The Soviet Naval Infantry is a brigade structure with four naval infantry battalions in each brigade. The Soviet Naval Infantry Division of the Pacific Fleet is structured similarity to a motorized rifle division, with three naval infantry regiments, a tank regiment, and an artillery regiment. The Soviet Naval Infantry is described in Figure 4-7.
Figure 4-7. The Soviet Naval Infantry.
The mission of the Soviet Naval Infantry is amphibious assault, landings made up to trained teams for amphibious landing, or combat operations. Amphibious landing categories depends upon the scale and mission of the landing: strategic, operational, tactical, and reconnaissance and sabotage landings.
Strategic landings. Amphibious landings in support of opening up a new front of military operations. An example of this type landing would be the Allied landing in Normandy on 6 June 1944.

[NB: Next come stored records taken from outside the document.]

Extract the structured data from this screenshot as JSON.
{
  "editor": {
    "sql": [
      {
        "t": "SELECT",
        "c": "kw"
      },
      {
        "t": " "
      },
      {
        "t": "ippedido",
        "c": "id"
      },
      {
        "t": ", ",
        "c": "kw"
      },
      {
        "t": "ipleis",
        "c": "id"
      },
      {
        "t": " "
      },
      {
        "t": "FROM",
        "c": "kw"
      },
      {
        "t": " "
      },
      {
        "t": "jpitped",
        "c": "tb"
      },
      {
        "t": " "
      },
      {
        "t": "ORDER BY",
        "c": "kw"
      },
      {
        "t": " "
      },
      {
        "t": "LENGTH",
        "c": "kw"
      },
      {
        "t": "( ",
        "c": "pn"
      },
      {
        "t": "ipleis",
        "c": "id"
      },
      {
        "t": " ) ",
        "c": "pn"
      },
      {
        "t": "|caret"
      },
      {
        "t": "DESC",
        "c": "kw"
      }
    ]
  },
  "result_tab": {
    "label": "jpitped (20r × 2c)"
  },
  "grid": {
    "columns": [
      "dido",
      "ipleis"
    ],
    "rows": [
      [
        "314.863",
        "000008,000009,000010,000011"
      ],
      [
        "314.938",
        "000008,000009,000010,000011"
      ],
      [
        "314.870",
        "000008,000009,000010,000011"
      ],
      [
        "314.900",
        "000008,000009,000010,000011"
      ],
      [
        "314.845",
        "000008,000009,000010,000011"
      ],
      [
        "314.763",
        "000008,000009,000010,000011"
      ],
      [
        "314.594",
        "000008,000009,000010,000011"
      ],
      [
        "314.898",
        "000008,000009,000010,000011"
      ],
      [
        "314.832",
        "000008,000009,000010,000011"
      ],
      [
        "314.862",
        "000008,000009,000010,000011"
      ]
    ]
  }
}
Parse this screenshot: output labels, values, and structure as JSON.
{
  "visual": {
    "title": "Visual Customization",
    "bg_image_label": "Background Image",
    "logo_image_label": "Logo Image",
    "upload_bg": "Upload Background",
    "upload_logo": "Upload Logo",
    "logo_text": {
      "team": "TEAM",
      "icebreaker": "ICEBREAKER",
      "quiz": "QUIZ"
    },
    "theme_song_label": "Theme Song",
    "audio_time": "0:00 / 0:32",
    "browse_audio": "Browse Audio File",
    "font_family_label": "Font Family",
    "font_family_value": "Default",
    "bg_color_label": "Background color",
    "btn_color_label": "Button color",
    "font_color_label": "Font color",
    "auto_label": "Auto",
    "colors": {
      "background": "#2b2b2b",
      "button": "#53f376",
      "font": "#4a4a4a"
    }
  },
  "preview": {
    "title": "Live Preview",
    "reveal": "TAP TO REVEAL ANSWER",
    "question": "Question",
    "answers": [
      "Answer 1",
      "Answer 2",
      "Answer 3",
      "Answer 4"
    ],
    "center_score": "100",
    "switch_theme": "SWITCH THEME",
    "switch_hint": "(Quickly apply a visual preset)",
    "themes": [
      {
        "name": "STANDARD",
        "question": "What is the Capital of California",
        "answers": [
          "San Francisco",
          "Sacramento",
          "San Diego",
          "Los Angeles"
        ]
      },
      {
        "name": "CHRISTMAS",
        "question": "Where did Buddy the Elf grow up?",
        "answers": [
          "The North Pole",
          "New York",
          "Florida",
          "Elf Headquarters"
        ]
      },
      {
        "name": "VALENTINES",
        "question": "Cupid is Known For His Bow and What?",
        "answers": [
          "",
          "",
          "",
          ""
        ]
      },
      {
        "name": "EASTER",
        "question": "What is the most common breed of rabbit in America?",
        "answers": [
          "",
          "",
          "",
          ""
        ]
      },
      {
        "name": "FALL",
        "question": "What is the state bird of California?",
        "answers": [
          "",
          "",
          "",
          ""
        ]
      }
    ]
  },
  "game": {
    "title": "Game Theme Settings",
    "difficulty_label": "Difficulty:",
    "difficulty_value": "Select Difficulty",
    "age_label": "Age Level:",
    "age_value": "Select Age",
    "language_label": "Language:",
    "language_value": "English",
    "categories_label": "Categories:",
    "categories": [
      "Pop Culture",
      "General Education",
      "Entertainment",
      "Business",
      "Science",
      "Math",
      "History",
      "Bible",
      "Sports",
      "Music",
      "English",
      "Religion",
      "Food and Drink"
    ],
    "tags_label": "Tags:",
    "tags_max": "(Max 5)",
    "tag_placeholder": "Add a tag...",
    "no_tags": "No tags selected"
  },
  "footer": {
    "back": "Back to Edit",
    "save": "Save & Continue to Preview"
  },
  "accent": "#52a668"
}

Operational landings. Assist ground or naval forces in a coastal region to surround and destroy enemy units in that area. A "maritime" front, the landing of a naval infantry brigade as the first echelon.

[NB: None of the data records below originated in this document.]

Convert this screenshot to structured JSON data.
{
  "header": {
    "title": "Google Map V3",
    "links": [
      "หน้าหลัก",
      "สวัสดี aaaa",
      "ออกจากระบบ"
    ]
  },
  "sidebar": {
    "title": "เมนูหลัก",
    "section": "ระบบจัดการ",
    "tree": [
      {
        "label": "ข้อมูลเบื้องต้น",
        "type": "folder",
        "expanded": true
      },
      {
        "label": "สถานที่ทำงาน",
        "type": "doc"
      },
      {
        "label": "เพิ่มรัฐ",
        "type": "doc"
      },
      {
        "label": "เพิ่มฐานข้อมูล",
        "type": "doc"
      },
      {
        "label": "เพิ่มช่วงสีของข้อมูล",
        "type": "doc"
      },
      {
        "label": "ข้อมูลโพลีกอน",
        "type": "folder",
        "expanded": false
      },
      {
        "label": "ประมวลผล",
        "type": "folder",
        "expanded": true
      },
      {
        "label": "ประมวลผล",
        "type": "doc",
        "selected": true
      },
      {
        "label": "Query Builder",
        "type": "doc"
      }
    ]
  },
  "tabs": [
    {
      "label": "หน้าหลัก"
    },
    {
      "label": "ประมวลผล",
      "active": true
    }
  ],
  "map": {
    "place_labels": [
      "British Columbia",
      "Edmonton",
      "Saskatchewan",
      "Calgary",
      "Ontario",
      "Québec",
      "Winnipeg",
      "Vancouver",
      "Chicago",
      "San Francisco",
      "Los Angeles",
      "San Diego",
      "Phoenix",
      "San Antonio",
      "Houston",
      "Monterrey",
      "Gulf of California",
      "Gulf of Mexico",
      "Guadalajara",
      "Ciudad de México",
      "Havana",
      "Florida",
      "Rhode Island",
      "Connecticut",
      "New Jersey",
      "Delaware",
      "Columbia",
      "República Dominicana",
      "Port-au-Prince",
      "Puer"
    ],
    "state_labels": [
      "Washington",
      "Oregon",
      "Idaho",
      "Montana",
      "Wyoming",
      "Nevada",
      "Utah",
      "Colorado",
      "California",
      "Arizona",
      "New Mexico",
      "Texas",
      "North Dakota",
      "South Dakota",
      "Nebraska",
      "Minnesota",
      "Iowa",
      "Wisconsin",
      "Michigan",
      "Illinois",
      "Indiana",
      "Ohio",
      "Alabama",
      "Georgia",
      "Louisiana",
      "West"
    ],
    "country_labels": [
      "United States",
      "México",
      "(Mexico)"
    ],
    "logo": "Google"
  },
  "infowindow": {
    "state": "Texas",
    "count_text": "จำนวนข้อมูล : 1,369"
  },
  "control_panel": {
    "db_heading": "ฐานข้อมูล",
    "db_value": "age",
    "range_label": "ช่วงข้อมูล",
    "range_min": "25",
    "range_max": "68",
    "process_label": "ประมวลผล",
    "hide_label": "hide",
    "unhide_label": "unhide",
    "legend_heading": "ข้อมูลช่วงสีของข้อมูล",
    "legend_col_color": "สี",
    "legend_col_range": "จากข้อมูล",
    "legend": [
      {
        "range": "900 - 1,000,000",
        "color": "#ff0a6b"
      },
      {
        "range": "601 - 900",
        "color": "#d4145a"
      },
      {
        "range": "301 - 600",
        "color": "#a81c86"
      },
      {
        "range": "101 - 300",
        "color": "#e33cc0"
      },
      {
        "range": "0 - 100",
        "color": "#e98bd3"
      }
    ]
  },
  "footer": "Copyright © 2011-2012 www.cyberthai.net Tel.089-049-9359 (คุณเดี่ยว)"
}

Tactical landings. To strike at the rear area or flank of an enemy force along a coastline, or to seize islands, naval bases, coastal airfields, ports, and other objectives on an enemy-held coastline. The naval infantry force employed could operate independently or with ground force units.
Reconnaissance and Sabotage landings. For reconnaissance, inflicting loss or damage in enemy rear area facilities located near coast, and creating a diversion.
Training. The Soviet Naval Infantry is a small, elite force and has strict requirements for selection. The conscript is taught basic military skills, vehicle driving, swimming, communications, electronics, maintenance, medicine, cooking, and parachutes or frogman training. Continuous training is divided between tactical, weapons, amphibious landing, and physical training.
Tactical Training. The Soviets require the naval infantryman to be decisive, demonstrate initiative, confidently negotiate water barriers, and employ surprise in tactical exercises. Realism is introduced through live firing, mockups, moving targets, and use of "aggressor" forces, studying the enemy and its organization, equipment, weapons, and tactics, including defense against air attack, assault landing tactics, and shore battles. Rapid and decisive actions in an amphibious assault require developing and maintaining momentum of the attack. The Soviet Naval Infantry is employed with airborne and ground force units to provide escort, transport, and fire support. Soviet naval and frontal aviation provide fire support against beach defenses, and ground forces provide linkup operations and/or a follow-up force. Coordination of training is necessary in an operation of this complexity. The Navy and the airborne, heliborne, air, and ground forces have participate jointly in these landings. For example, in Exercise "YUG" 1971, an amphibious assault landing took place together with an airborne landing which blocked enemy reinforcements from reaching the beachhead. When the beachhead was secured, ground forces were landed that subsequently linked up with the airborne force.
The amphibious landing with a ground force will detail a reconnaissance party of a motorized rifle company with engineers to reconnoiter the landing area.
The information from this reconnaissance party is sent to the amphibious and supporting air forces. The enemy defenses are then fired upon by aircraft, navy gunfire, and ground force artillery. From this point, there are five phases in a Soviet amphibious assault landing:
* Preparation of equipment and amphibious units.
* Embarkation of personnel and loading of equipment on ships and transports.
* Movement by sea to the objective area.
* The battle for the beachhead by the amphibious units.
* Landing of ground forces and withdrawal of the Naval Infantry.